Your objective:
In the lines below, look for "name". Copy each line where it appears.

[Items listed in a dataset]
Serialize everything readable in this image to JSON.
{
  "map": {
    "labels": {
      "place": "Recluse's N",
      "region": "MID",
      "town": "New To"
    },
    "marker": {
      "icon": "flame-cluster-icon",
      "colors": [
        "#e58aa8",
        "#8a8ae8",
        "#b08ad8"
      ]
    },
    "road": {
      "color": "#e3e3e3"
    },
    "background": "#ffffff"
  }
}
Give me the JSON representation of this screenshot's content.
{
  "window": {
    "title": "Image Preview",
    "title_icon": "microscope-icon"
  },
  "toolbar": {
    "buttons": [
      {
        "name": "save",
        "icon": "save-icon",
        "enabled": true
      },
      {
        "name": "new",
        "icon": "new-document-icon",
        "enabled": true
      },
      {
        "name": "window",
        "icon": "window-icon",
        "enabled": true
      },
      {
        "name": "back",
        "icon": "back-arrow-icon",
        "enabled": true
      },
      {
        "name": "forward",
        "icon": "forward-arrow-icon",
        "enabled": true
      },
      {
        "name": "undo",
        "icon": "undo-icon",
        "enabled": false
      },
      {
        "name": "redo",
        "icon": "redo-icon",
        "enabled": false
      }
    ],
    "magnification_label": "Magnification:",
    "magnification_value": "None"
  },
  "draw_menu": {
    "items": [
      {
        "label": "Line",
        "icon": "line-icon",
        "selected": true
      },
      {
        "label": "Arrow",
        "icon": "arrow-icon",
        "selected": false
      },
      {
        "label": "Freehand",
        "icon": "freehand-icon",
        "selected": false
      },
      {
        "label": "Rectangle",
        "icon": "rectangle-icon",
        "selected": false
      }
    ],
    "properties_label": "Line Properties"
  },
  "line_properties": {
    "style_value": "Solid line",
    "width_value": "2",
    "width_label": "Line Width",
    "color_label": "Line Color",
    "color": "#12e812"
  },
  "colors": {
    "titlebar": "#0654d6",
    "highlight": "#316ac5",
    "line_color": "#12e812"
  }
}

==

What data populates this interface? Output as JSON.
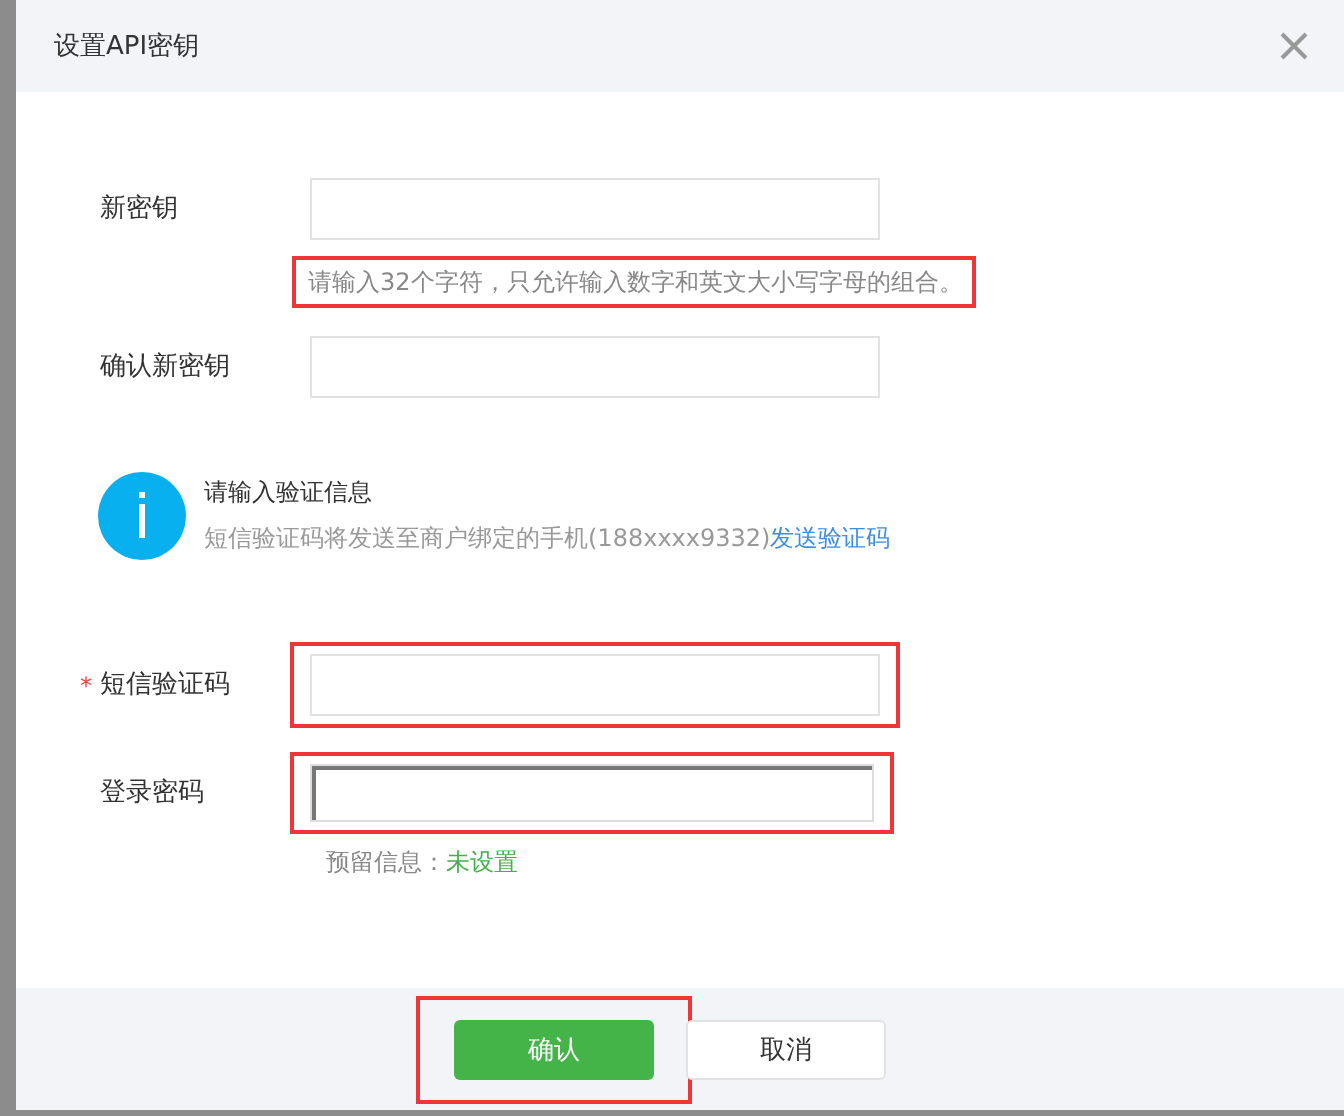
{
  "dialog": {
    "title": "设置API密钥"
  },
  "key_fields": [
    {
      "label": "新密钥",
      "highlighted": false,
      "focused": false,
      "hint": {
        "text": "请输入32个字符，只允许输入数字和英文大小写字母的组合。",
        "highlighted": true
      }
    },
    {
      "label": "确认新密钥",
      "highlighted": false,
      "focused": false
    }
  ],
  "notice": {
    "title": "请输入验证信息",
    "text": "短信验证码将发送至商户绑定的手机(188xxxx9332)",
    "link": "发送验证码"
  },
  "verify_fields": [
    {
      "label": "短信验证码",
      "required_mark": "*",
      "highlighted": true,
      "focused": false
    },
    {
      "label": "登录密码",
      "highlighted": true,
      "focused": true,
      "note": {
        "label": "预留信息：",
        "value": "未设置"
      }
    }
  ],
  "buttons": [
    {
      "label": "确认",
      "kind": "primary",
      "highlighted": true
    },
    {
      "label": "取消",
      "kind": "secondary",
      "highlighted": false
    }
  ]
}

Exercise answer:
        "name": "save",
        "name": "new",
        "name": "window",
        "name": "back",
        "name": "forward",
        "name": "undo",
        "name": "redo",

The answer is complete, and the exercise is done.